DIED. VIOLA FREY, 70, artist whose colorful, larger-than-life clay sculptures of men and women pushed the boundaries of the refined ceramic medium of the 1950s and '60s; of colon cancer; in Oakland, Calif. Her 9-ft.-high, robust, cartoonish figures — a fusion of Abstract Expressionism, Pop Art and what was later known as California Funk — were comical but politically pointed: a 2002 work, Man Kicking World, shows a seated man pushing a massive globe with his foot.

DIED. FRED LARUE, 75, mysterious aide to President Richard Nixon and key figure in the cover-up of the 1972 Watergate break-in at Democratic National Committee headquarters; in Biloxi, Miss. The bagman, who lacked title, salary or mention in the White House directory, served 136 days in jail for paying more than $300,000 to Watergate conspirators and supervising the shredding of documents and financial records related to the scandal.

DIED. FRANCIS CRICK, 88, Nobel-prizewinning British scientist who, with American James Watson, discovered the spiral double-helix structure of DNA in 1953; in San Diego. (See item below.)

DIED. JACKSON BECK, 92, versatile master of the microphone for nearly 70 years whose forceful voice introduced the Man of Steel ("Yes, it's Superman, strange visitor from the planet Krypton ...") on more than 1,600 broadcasts of The Adventures of Superman in the 1940s; in New York City. He also played such characters as the Cisco Kid on radio; narrated The March of Time newsreels; and voiced the character of Bluto in nearly 300 Popeye cartoons.

DIED. WILLIAM MITCHELL, 92, food scientist who accidentally invented Pop Rocks, the exploding candy that burst onto the market in 1975; in Stockton, Calif. During 35 years as a chemist for General Foods, he patented more than 70 inventions, including concoctions that led to the development of Cool Whip, quick-set Jell-O gelatin and the drink mix Tang. In the 1950s, while attempting to create an instant soft drink, he discovered Pop Rocks when he placed sugar flavoring mixed with carbon dioxide on his tongue.

DIED. CARMINE DE SAPIO, 95, who ruled New York politics as the last boss of Tammany Hall; in New York City.
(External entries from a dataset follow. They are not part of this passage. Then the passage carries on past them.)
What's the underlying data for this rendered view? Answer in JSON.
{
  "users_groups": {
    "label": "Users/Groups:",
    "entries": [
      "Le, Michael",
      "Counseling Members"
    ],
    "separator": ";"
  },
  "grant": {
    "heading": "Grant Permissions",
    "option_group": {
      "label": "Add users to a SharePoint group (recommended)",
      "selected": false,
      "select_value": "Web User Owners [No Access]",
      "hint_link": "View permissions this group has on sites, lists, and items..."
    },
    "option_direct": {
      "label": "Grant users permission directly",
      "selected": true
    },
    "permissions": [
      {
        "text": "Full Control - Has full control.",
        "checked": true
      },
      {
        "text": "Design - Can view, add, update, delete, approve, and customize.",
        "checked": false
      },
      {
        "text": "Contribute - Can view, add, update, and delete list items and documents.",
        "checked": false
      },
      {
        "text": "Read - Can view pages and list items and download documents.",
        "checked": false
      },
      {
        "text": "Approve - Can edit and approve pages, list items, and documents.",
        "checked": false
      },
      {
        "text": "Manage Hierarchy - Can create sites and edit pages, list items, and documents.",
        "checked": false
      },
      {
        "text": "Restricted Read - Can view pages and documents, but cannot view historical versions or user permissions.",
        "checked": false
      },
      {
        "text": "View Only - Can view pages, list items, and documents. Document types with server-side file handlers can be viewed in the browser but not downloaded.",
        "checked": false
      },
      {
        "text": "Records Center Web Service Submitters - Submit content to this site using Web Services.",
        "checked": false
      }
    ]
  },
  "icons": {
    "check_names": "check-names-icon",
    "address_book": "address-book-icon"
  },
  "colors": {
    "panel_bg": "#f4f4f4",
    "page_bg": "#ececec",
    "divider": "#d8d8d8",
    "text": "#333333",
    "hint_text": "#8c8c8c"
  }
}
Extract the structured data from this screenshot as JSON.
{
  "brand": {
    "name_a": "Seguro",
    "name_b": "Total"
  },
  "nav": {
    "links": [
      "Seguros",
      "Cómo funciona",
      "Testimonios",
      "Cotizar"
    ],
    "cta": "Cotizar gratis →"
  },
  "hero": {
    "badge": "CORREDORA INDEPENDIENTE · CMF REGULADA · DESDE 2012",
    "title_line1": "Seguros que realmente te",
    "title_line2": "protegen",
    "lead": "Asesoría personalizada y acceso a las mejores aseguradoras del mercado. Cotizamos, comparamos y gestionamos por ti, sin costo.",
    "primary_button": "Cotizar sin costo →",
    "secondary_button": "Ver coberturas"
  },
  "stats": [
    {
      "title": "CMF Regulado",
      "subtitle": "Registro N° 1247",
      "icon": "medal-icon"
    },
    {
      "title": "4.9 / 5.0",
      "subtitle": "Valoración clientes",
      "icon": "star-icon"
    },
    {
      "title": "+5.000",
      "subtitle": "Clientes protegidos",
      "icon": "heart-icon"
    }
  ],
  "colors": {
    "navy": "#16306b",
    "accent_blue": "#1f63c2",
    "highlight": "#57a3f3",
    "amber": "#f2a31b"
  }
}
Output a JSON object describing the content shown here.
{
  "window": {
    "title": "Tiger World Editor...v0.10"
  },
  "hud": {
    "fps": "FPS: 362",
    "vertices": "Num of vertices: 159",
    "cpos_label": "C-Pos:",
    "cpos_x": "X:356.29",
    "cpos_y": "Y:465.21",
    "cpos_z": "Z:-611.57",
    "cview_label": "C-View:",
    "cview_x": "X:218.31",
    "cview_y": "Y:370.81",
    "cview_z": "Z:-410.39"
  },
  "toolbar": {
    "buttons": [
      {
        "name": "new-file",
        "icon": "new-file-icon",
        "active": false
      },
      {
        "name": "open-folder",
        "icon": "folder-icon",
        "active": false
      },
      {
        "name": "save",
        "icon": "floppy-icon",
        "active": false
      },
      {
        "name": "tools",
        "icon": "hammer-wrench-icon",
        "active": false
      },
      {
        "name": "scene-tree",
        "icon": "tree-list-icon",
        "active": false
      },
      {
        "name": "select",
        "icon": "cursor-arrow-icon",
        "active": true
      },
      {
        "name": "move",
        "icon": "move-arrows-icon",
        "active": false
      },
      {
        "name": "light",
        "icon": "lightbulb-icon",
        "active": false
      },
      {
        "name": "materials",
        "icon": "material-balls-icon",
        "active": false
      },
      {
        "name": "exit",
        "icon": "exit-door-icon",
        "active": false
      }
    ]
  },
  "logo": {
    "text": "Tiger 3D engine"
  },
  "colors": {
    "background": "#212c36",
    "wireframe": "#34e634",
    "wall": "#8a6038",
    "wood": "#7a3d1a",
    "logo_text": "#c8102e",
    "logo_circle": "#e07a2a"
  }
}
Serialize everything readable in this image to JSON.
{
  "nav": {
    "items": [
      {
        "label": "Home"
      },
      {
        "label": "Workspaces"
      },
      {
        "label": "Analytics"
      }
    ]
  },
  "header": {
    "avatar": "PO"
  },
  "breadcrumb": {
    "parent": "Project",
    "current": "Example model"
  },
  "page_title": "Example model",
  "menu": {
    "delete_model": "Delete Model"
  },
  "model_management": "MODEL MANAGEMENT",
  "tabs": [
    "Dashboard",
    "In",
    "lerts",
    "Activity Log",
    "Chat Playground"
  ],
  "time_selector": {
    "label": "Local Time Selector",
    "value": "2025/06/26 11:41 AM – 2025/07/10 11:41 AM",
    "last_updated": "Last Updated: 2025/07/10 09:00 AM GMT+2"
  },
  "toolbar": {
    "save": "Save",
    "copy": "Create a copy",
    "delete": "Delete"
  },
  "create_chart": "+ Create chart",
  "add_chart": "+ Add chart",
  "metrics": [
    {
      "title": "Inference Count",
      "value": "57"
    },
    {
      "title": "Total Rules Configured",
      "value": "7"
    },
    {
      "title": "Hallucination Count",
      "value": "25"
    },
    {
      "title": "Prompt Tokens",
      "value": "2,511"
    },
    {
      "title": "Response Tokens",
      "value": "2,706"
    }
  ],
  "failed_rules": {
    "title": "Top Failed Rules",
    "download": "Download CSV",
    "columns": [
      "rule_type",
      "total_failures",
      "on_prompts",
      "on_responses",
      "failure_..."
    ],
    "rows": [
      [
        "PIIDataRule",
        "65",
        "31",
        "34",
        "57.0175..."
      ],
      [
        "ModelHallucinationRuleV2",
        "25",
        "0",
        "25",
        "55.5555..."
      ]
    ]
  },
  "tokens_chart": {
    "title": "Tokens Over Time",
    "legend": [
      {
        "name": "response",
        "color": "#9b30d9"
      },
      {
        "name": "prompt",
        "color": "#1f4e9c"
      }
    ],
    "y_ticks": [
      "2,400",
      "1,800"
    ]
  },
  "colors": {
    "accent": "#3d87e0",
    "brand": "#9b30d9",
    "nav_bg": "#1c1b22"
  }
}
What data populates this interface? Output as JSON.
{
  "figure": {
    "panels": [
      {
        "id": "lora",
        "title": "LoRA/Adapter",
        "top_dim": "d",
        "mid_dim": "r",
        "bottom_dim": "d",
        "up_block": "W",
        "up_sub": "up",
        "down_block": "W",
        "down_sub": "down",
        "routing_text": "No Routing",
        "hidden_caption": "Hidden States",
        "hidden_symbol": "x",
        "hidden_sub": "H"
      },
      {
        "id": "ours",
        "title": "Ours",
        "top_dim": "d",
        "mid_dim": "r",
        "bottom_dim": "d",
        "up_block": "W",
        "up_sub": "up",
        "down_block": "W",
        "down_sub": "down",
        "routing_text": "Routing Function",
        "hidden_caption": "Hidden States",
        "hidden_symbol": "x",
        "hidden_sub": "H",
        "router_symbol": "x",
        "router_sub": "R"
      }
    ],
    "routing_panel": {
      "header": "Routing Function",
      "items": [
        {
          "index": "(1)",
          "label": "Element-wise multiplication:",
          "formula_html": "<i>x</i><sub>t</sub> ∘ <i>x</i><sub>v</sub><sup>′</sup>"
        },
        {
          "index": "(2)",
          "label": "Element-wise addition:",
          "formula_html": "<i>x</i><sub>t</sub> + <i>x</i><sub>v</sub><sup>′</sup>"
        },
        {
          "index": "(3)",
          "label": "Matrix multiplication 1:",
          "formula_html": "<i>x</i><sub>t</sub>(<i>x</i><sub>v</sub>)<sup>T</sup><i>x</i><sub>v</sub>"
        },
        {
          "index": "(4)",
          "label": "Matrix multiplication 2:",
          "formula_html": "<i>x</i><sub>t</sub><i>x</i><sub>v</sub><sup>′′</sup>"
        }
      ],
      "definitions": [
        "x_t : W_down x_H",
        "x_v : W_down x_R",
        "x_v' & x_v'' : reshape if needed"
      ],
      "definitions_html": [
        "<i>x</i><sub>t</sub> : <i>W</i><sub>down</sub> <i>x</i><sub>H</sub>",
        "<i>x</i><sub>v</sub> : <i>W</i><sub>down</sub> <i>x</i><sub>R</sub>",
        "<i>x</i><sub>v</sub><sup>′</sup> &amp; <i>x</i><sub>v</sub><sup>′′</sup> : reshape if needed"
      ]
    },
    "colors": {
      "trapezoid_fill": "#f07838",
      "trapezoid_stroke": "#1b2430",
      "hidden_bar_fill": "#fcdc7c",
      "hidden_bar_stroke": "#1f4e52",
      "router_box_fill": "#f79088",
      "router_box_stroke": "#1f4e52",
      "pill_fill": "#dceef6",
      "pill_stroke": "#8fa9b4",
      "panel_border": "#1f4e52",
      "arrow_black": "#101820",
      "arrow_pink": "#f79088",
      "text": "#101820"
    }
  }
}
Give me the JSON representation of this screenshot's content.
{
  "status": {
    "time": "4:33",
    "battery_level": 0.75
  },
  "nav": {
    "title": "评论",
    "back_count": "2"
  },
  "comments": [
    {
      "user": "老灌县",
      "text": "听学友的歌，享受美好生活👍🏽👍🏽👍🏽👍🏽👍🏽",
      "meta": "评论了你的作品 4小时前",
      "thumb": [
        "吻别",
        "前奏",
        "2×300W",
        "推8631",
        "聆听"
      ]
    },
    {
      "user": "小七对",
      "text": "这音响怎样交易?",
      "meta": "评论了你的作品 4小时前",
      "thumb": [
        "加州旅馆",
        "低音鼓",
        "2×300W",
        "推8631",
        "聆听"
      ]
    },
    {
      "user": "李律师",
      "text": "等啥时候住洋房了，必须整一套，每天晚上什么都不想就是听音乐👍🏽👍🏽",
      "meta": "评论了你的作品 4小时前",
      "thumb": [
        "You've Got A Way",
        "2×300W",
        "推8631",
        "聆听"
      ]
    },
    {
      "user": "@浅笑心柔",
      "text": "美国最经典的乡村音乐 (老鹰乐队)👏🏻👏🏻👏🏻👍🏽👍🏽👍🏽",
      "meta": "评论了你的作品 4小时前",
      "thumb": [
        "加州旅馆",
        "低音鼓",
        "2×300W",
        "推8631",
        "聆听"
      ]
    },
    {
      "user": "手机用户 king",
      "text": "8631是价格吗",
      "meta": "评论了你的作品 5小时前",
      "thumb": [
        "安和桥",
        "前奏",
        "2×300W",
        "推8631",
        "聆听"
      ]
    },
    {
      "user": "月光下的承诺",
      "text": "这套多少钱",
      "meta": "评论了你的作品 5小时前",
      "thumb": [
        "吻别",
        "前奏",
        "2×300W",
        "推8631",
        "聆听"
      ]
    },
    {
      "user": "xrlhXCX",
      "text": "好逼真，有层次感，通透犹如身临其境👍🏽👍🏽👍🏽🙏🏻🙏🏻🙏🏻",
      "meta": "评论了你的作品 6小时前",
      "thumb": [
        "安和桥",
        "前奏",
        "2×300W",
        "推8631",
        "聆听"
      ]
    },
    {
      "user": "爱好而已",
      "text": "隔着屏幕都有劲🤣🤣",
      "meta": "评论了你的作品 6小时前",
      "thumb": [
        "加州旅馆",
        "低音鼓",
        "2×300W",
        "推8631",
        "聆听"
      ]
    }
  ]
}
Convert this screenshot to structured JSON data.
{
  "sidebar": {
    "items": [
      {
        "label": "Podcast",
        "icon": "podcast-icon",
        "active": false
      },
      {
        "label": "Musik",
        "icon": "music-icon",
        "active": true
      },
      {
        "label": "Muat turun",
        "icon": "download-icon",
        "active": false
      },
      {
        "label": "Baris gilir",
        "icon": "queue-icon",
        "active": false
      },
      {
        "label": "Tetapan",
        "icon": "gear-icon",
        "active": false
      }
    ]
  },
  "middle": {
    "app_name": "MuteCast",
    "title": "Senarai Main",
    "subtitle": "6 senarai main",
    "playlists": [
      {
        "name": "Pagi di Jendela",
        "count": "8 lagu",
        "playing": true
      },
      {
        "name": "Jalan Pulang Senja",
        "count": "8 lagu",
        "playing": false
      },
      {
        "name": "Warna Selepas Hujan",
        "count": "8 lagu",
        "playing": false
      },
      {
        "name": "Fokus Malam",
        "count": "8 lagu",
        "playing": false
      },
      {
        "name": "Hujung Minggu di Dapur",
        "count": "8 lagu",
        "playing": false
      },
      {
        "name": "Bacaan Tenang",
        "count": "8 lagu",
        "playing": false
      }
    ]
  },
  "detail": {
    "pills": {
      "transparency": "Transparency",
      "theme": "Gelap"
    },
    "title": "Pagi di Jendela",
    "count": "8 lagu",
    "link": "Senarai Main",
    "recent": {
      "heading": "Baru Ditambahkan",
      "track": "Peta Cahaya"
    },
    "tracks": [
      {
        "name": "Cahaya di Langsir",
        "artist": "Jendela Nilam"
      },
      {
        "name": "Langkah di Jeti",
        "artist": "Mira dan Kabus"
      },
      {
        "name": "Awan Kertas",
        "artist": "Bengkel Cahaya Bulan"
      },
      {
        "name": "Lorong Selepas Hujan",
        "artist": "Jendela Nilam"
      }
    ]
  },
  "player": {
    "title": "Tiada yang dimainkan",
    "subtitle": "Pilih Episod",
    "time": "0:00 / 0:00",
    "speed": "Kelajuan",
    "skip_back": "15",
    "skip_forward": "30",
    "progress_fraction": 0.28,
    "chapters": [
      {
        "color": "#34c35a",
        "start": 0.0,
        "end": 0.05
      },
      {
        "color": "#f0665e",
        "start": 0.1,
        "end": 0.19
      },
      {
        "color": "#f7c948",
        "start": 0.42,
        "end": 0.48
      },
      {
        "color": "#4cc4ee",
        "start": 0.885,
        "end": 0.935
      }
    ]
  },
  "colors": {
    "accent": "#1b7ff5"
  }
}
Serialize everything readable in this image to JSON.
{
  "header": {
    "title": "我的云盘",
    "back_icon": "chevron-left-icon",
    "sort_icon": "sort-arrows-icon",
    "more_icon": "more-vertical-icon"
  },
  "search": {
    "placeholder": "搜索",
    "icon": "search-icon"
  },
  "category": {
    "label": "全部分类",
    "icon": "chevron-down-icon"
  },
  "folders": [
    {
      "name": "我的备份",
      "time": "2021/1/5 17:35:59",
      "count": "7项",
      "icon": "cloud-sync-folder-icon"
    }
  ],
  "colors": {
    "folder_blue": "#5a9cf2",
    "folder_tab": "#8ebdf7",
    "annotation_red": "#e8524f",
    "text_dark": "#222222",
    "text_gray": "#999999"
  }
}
He rose through the ranks as a messenger boy for political captains and ensured that the most politically deserving, needy families received their holiday food baskets. As head of the New York organization in the 1950s, he handpicked Robert F. Wagner Jr. as mayor and W. Averell Harriman as Governor and, some said, could have named the Democratic presidential nominee. But by the late 1960s he had been denounced as authoritarian, convicted of petty bribery and defeated in local elections.